### Supplied information ###

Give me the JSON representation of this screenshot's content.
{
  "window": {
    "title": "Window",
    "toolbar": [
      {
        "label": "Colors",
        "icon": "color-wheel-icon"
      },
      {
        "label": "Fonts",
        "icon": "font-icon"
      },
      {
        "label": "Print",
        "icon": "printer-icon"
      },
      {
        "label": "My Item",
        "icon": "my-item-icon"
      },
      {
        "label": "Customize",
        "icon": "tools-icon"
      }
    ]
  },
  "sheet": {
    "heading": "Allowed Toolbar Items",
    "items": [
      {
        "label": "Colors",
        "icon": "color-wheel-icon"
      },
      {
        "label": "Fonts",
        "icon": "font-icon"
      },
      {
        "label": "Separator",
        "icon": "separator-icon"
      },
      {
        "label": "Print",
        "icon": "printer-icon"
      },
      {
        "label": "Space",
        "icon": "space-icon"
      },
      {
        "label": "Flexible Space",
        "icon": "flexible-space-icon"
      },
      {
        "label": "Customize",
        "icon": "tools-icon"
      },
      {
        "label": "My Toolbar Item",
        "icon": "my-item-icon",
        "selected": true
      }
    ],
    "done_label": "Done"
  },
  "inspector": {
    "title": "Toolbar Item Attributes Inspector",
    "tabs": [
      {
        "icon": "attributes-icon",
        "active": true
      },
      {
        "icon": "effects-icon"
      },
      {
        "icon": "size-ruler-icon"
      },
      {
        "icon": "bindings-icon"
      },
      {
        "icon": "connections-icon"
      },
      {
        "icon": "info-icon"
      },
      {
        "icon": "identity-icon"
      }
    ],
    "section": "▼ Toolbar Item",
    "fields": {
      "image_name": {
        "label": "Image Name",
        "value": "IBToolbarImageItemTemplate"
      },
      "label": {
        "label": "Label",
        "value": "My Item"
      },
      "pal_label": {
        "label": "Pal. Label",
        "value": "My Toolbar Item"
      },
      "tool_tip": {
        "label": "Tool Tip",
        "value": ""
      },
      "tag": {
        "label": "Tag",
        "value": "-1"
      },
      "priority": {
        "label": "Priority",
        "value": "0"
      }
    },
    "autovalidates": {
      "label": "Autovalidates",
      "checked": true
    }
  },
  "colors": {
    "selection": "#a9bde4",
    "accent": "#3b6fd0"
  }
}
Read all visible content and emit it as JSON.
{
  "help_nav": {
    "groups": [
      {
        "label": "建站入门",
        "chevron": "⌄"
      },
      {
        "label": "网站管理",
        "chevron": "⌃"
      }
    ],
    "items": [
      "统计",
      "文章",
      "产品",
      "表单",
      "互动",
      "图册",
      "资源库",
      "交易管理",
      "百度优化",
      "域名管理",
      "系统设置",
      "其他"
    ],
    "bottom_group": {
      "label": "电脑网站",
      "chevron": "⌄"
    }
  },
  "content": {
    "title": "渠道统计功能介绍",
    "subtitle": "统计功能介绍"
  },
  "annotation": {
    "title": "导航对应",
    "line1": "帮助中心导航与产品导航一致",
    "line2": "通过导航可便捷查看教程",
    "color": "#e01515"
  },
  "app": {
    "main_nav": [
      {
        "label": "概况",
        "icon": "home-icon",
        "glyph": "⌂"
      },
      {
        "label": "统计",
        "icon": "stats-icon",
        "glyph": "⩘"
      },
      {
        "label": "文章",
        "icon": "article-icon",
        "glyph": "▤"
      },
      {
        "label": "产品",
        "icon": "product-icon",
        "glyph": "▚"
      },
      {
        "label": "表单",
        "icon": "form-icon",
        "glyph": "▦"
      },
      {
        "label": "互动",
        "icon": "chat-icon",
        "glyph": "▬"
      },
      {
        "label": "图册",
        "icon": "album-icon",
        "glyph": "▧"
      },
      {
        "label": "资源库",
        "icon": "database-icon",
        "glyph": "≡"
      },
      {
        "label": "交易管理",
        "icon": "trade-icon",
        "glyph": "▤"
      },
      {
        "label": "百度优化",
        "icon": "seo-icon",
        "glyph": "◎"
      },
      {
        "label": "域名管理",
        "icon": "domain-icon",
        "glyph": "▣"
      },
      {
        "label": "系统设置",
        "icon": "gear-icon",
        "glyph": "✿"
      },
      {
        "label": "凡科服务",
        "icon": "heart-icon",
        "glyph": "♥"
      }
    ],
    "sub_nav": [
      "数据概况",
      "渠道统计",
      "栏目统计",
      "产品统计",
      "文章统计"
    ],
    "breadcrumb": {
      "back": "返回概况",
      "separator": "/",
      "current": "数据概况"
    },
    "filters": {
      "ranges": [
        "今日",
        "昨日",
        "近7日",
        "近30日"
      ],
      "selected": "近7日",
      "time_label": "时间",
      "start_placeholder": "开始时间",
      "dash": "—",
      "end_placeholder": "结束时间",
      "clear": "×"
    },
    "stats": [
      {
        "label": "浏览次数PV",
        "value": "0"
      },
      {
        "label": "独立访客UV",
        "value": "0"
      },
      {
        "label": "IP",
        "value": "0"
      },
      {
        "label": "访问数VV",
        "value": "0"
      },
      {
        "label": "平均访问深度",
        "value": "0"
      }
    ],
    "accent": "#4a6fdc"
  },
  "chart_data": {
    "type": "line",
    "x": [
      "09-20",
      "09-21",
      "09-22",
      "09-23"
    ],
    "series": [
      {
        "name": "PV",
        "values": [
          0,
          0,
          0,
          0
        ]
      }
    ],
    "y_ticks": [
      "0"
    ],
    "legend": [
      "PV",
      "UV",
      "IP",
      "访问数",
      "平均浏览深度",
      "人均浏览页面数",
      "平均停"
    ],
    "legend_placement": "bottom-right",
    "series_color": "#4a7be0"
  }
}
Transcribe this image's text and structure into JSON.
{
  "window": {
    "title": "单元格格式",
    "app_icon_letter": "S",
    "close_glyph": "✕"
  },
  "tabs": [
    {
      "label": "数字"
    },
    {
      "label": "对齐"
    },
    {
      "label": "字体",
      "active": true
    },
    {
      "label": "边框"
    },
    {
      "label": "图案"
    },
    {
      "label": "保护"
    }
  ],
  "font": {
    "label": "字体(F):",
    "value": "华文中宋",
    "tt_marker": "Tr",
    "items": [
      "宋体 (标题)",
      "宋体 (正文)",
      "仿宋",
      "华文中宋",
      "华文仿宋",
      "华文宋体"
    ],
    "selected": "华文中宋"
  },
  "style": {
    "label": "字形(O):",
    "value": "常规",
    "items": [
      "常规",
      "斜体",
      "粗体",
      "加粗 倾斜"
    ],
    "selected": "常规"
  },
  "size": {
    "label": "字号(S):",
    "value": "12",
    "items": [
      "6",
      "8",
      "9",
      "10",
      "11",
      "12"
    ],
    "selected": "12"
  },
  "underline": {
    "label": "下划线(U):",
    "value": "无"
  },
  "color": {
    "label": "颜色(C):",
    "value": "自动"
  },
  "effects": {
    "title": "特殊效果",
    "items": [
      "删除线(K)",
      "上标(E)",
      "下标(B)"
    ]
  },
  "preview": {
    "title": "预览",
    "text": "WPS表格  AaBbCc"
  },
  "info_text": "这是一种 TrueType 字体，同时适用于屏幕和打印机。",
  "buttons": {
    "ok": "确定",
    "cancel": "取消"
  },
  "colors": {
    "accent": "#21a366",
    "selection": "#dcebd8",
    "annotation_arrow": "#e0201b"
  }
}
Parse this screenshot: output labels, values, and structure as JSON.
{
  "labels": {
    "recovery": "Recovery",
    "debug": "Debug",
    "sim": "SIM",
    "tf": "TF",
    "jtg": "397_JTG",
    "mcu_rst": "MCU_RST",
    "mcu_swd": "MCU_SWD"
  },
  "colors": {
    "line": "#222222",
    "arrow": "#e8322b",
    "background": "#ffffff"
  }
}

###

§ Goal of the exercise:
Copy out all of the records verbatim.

§ Result of this task:
Give me the JSON representation of this screenshot's content.
{
  "window": {
    "title": "Window",
    "toolbar": [
      {
        "label": "Colors",
        "icon": "color-wheel-icon"
      },
      {
        "label": "Fonts",
        "icon": "font-icon"
      },
      {
        "label": "Print",
        "icon": "printer-icon"
      },
      {
        "label": "My Item",
        "icon": "my-item-icon"
      },
      {
        "label": "Customize",
        "icon": "tools-icon"
      }
    ]
  },
  "sheet": {
    "heading": "Allowed Toolbar Items",
    "items": [
      {
        "label": "Colors",
        "icon": "color-wheel-icon"
      },
      {
        "label": "Fonts",
        "icon": "font-icon"
      },
      {
        "label": "Separator",
        "icon": "separator-icon"
      },
      {
        "label": "Print",
        "icon": "printer-icon"
      },
      {
        "label": "Space",
        "icon": "space-icon"
      },
      {
        "label": "Flexible Space",
        "icon": "flexible-space-icon"
      },
      {
        "label": "Customize",
        "icon": "tools-icon"
      },
      {
        "label": "My Toolbar Item",
        "icon": "my-item-icon",
        "selected": true
      }
    ],
    "done_label": "Done"
  },
  "inspector": {
    "title": "Toolbar Item Attributes Inspector",
    "tabs": [
      {
        "icon": "attributes-icon",
        "active": true
      },
      {
        "icon": "effects-icon"
      },
      {
        "icon": "size-ruler-icon"
      },
      {
        "icon": "bindings-icon"
      },
      {
        "icon": "connections-icon"
      },
      {
        "icon": "info-icon"
      },
      {
        "icon": "identity-icon"
      }
    ],
    "section": "▼ Toolbar Item",
    "fields": {
      "image_name": {
        "label": "Image Name",
        "value": "IBToolbarImageItemTemplate"
      },
      "label": {
        "label": "Label",
        "value": "My Item"
      },
      "pal_label": {
        "label": "Pal. Label",
        "value": "My Toolbar Item"
      },
      "tool_tip": {
        "label": "Tool Tip",
        "value": ""
      },
      "tag": {
        "label": "Tag",
        "value": "-1"
      },
      "priority": {
        "label": "Priority",
        "value": "0"
      }
    },
    "autovalidates": {
      "label": "Autovalidates",
      "checked": true
    }
  },
  "colors": {
    "selection": "#a9bde4",
    "accent": "#3b6fd0"
  }
}
Read all visible content and emit it as JSON.
{
  "help_nav": {
    "groups": [
      {
        "label": "建站入门",
        "chevron": "⌄"
      },
      {
        "label": "网站管理",
        "chevron": "⌃"
      }
    ],
    "items": [
      "统计",
      "文章",
      "产品",
      "表单",
      "互动",
      "图册",
      "资源库",
      "交易管理",
      "百度优化",
      "域名管理",
      "系统设置",
      "其他"
    ],
    "bottom_group": {
      "label": "电脑网站",
      "chevron": "⌄"
    }
  },
  "content": {
    "title": "渠道统计功能介绍",
    "subtitle": "统计功能介绍"
  },
  "annotation": {
    "title": "导航对应",
    "line1": "帮助中心导航与产品导航一致",
    "line2": "通过导航可便捷查看教程",
    "color": "#e01515"
  },
  "app": {
    "main_nav": [
      {
        "label": "概况",
        "icon": "home-icon",
        "glyph": "⌂"
      },
      {
        "label": "统计",
        "icon": "stats-icon",
        "glyph": "⩘"
      },
      {
        "label": "文章",
        "icon": "article-icon",
        "glyph": "▤"
      },
      {
        "label": "产品",
        "icon": "product-icon",
        "glyph": "▚"
      },
      {
        "label": "表单",
        "icon": "form-icon",
        "glyph": "▦"
      },
      {
        "label": "互动",
        "icon": "chat-icon",
        "glyph": "▬"
      },
      {
        "label": "图册",
        "icon": "album-icon",
        "glyph": "▧"
      },
      {
        "label": "资源库",
        "icon": "database-icon",
        "glyph": "≡"
      },
      {
        "label": "交易管理",
        "icon": "trade-icon",
        "glyph": "▤"
      },
      {
        "label": "百度优化",
        "icon": "seo-icon",
        "glyph": "◎"
      },
      {
        "label": "域名管理",
        "icon": "domain-icon",
        "glyph": "▣"
      },
      {
        "label": "系统设置",
        "icon": "gear-icon",
        "glyph": "✿"
      },
      {
        "label": "凡科服务",
        "icon": "heart-icon",
        "glyph": "♥"
      }
    ],
    "sub_nav": [
      "数据概况",
      "渠道统计",
      "栏目统计",
      "产品统计",
      "文章统计"
    ],
    "breadcrumb": {
      "back": "返回概况",
      "separator": "/",
      "current": "数据概况"
    },
    "filters": {
      "ranges": [
        "今日",
        "昨日",
        "近7日",
        "近30日"
      ],
      "selected": "近7日",
      "time_label": "时间",
      "start_placeholder": "开始时间",
      "dash": "—",
      "end_placeholder": "结束时间",
      "clear": "×"
    },
    "stats": [
      {
        "label": "浏览次数PV",
        "value": "0"
      },
      {
        "label": "独立访客UV",
        "value": "0"
      },
      {
        "label": "IP",
        "value": "0"
      },
      {
        "label": "访问数VV",
        "value": "0"
      },
      {
        "label": "平均访问深度",
        "value": "0"
      }
    ],
    "accent": "#4a6fdc"
  },
  "chart_data": {
    "type": "line",
    "x": [
      "09-20",
      "09-21",
      "09-22",
      "09-23"
    ],
    "series": [
      {
        "name": "PV",
        "values": [
          0,
          0,
          0,
          0
        ]
      }
    ],
    "y_ticks": [
      "0"
    ],
    "legend": [
      "PV",
      "UV",
      "IP",
      "访问数",
      "平均浏览深度",
      "人均浏览页面数",
      "平均停"
    ],
    "legend_placement": "bottom-right",
    "series_color": "#4a7be0"
  }
}
Transcribe this image's text and structure into JSON.
{
  "window": {
    "title": "单元格格式",
    "app_icon_letter": "S",
    "close_glyph": "✕"
  },
  "tabs": [
    {
      "label": "数字"
    },
    {
      "label": "对齐"
    },
    {
      "label": "字体",
      "active": true
    },
    {
      "label": "边框"
    },
    {
      "label": "图案"
    },
    {
      "label": "保护"
    }
  ],
  "font": {
    "label": "字体(F):",
    "value": "华文中宋",
    "tt_marker": "Tr",
    "items": [
      "宋体 (标题)",
      "宋体 (正文)",
      "仿宋",
      "华文中宋",
      "华文仿宋",
      "华文宋体"
    ],
    "selected": "华文中宋"
  },
  "style": {
    "label": "字形(O):",
    "value": "常规",
    "items": [
      "常规",
      "斜体",
      "粗体",
      "加粗 倾斜"
    ],
    "selected": "常规"
  },
  "size": {
    "label": "字号(S):",
    "value": "12",
    "items": [
      "6",
      "8",
      "9",
      "10",
      "11",
      "12"
    ],
    "selected": "12"
  },
  "underline": {
    "label": "下划线(U):",
    "value": "无"
  },
  "color": {
    "label": "颜色(C):",
    "value": "自动"
  },
  "effects": {
    "title": "特殊效果",
    "items": [
      "删除线(K)",
      "上标(E)",
      "下标(B)"
    ]
  },
  "preview": {
    "title": "预览",
    "text": "WPS表格  AaBbCc"
  },
  "info_text": "这是一种 TrueType 字体，同时适用于屏幕和打印机。",
  "buttons": {
    "ok": "确定",
    "cancel": "取消"
  },
  "colors": {
    "accent": "#21a366",
    "selection": "#dcebd8",
    "annotation_arrow": "#e0201b"
  }
}
Parse this screenshot: output labels, values, and structure as JSON.
{
  "labels": {
    "recovery": "Recovery",
    "debug": "Debug",
    "sim": "SIM",
    "tf": "TF",
    "jtg": "397_JTG",
    "mcu_rst": "MCU_RST",
    "mcu_swd": "MCU_SWD"
  },
  "colors": {
    "line": "#222222",
    "arrow": "#e8322b",
    "background": "#ffffff"
  }
}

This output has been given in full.